Please forward this error screen to 216. European and American electronic equipment. It is notably often the first type of bipolar transistor hobbyists encounter, and is often featured in pnp transistor characteristics pdf in hobby electronics magazines where a general-purpose transistor is required. BC548 as a successor to the BC238 and differing from the BC108 in only the shape of the package.
Datasheets for the BC548 give specifications that are identical to, or exceed, those of the BC108, BC148 and BC238 predecessors. Mullard and Philips published designs. Unsourced material may be challenged and removed. The BC556 to BC560 are the PNP counterparts of the BC546 to BC550, respectively. BC547, sourced from Process 10 gave 500mA as the maximum collector current, while their datasheets dated 2002 have dropped the current rating to the standard 100mA.
There is lot of variation in the ft-transition maximum frequency from manufacturer to manufacturer. 2N2222A, to indicate a variety of differences or enhancements over the base type. The BC548 is available in three different gain groups:. Notes: Some manufacturers place slightly different limits on the gain groups, for example the “B” group has been quoted as 220-475 in a Philips 1997 datasheet. The BC547 variant rarely is available in the “C” gain group, and the BC549 rarely in the “A” gain group. This page was last edited on 2 June 2017, at 02:12. Second-generation devices were much improved.
The current third-generation IGBTs are even better, with speed rivaling MOSFETs, and excellent ruggedness and tolerance of overloads. This mode of operation was first proposed by Yamagami in his Japanese patent S47-21739, which was filed in 1968. Wheatley invented a similar device, for which they filed a patent application in 1980, and which they referred to as “power MOSFET with an anode region”. This patent has been called “the seminal patent of the insulated gate bipolar transistor”. The patent claimed that “no thyristor action occurs under any device operating conditions”. This substantially means that the device exhibits non-latch-up IGBT operation over the entire device operation range.
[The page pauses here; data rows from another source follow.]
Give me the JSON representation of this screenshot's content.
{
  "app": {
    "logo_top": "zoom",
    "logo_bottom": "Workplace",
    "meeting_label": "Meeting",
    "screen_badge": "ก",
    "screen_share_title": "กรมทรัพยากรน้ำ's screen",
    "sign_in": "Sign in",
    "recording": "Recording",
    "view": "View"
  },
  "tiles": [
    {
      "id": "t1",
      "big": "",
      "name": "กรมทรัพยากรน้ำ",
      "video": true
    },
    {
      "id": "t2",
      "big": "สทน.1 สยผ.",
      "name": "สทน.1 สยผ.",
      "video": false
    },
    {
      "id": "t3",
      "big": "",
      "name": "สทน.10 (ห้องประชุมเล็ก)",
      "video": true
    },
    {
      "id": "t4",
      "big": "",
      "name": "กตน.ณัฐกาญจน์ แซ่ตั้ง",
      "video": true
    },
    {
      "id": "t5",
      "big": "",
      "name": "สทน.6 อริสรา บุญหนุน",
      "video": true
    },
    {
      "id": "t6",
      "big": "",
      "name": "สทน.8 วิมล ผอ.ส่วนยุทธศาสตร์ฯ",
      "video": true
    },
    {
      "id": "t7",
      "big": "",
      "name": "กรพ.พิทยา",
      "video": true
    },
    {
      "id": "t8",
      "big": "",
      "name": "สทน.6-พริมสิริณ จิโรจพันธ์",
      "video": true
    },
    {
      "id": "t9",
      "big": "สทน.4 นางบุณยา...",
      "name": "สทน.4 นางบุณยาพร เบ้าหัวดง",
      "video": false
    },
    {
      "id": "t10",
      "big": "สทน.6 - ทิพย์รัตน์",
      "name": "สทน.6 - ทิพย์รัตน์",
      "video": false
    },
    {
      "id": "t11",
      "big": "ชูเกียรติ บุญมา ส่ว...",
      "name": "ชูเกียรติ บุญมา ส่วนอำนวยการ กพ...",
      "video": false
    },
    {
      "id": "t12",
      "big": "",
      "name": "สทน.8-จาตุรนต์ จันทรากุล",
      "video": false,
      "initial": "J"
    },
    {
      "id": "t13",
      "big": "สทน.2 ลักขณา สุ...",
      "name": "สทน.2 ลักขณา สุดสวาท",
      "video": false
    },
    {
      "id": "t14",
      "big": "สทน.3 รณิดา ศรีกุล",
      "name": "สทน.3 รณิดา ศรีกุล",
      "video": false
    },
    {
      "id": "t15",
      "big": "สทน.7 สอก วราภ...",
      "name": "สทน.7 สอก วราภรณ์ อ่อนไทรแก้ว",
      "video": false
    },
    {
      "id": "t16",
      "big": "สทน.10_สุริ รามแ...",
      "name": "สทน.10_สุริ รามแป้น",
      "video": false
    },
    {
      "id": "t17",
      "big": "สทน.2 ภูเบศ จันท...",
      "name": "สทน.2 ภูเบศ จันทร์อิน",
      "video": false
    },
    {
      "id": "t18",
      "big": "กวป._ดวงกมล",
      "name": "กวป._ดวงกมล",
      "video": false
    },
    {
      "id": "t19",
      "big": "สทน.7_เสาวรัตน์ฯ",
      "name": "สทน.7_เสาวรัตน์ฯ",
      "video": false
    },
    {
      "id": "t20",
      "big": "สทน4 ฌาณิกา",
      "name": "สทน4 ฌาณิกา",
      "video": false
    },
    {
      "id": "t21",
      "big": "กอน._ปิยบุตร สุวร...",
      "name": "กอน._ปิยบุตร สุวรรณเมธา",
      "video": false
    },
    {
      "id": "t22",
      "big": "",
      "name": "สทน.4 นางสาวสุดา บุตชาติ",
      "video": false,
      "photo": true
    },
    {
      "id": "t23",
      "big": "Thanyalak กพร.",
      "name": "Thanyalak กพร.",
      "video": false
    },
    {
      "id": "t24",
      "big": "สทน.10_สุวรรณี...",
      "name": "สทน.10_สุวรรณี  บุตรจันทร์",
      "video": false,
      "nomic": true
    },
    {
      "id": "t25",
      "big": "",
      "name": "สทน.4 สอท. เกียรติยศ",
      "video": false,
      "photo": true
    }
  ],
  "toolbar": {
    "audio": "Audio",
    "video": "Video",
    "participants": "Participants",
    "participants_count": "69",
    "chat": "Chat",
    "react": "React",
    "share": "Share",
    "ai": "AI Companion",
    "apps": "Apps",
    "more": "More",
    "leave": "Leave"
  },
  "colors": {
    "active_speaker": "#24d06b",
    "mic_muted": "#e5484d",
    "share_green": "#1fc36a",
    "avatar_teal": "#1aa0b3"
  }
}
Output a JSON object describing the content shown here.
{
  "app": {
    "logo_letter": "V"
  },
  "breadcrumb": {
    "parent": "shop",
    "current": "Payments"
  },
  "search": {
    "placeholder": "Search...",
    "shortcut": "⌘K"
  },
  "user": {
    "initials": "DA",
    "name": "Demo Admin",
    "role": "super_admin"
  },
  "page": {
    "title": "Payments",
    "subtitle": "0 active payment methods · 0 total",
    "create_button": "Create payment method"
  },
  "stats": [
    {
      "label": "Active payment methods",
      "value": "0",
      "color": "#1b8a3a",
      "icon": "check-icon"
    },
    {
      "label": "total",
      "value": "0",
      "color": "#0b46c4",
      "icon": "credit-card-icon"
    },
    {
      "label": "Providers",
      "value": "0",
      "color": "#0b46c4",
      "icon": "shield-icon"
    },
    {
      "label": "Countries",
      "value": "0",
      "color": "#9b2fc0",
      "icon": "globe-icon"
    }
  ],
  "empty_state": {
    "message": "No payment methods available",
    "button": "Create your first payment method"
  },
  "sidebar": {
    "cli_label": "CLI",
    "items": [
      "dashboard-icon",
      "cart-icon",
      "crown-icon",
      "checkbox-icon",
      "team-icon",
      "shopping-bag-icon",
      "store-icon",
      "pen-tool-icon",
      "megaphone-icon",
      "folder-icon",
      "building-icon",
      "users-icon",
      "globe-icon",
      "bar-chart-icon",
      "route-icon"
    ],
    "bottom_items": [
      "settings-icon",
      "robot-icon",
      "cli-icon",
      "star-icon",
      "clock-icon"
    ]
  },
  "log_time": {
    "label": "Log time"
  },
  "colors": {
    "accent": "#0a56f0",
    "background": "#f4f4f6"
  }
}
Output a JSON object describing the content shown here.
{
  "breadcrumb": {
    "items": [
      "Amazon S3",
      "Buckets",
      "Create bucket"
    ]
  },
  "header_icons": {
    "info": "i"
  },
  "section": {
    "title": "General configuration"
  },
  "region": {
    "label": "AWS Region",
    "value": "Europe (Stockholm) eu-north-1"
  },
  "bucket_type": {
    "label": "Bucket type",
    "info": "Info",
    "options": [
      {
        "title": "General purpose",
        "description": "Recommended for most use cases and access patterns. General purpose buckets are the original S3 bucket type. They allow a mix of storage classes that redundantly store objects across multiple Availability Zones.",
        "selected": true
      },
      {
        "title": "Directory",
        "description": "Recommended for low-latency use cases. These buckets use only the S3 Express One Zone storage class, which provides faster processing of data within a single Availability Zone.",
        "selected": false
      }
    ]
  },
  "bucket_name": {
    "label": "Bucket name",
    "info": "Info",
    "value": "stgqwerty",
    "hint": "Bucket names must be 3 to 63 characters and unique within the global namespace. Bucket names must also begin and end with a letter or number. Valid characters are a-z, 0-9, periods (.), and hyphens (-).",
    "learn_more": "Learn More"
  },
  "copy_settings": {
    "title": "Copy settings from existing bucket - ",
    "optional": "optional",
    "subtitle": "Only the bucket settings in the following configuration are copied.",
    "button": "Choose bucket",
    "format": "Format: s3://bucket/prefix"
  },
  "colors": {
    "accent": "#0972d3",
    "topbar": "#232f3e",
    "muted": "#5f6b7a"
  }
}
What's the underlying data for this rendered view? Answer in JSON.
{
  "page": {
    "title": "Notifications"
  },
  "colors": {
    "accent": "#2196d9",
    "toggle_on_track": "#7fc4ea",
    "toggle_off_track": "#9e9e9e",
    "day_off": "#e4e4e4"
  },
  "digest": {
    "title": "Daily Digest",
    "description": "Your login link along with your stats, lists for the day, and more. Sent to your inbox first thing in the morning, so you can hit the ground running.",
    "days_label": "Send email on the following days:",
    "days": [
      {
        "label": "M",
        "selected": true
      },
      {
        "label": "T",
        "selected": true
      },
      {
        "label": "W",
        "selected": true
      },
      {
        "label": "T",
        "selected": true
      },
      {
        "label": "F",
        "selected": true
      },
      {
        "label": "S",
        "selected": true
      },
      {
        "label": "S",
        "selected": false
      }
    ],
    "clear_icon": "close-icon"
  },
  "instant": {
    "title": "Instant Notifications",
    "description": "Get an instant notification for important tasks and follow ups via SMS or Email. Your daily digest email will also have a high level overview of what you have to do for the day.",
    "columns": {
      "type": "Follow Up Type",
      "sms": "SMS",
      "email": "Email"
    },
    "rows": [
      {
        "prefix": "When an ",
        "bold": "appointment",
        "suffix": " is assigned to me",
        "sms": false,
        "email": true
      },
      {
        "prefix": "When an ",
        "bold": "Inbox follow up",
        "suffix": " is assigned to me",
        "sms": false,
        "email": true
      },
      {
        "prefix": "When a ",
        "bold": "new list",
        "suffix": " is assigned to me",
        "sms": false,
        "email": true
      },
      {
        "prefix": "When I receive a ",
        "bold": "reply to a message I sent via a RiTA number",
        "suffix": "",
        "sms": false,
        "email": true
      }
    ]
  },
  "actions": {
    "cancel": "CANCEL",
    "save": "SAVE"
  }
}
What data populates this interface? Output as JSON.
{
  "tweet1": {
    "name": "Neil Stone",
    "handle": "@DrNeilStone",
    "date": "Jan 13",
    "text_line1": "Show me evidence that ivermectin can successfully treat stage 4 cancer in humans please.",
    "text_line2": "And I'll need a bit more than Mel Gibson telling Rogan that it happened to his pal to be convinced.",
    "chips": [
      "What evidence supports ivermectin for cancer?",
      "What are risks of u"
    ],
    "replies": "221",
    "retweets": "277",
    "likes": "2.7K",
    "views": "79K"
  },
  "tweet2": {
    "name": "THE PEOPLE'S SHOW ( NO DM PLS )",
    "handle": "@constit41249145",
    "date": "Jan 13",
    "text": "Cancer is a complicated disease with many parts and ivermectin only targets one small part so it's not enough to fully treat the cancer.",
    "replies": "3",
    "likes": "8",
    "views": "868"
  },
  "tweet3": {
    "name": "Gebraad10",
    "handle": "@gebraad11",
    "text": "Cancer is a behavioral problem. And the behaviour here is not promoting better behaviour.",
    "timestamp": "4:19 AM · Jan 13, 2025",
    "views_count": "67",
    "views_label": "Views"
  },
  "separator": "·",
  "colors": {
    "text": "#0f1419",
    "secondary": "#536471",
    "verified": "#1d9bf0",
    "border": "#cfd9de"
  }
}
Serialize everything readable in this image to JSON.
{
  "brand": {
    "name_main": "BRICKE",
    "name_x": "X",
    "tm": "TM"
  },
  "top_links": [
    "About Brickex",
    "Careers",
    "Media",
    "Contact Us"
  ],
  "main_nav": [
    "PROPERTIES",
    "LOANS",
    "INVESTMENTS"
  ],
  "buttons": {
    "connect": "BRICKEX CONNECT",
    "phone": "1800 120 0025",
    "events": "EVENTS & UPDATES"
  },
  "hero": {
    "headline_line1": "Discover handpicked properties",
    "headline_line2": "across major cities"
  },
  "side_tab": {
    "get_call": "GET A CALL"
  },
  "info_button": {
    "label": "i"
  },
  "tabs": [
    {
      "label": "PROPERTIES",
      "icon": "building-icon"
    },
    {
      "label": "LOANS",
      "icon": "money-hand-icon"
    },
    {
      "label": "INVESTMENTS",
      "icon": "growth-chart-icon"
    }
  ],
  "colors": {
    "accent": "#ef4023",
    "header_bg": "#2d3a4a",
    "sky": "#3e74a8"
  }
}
This invention realized complete suppression of the parasitic thyristor action, for the first time, because the maximal collector current was limited by the saturation current and never exceeded the latch-up current. After the invention of the device design concept of non-latch-up IGBTs, IGBTs evolved rapidly, and the design of non-latch-up IGBTs became a de facto standard and the patent of non-latch-up IGBTs became the basic IGBT patent of actual devices. Practical devices capable of operating over an extended current range were first reported by Baliga et al. A similar paper was also submitted by J. IEEE Electron Device Letter in 1982.
However, it was demonstrated by Baliga and also by A. 1983 that the switching speed could be adjusted over a broad range by using electron irradiation. This was followed by demonstration of operation of the device at elevated temperatures by Baliga in 1985. Complete suppression of the parasitic thyristor action and the resultant non-latch-up IGBT operation for the entire device operation range was achieved by A. The non-latch-up design concept was filed for US patents. To test the lack of latch-up, the prototype 1200V IGBTs were directly connected without any loads across a 600V constant voltage source and were switched on for 25 microseconds.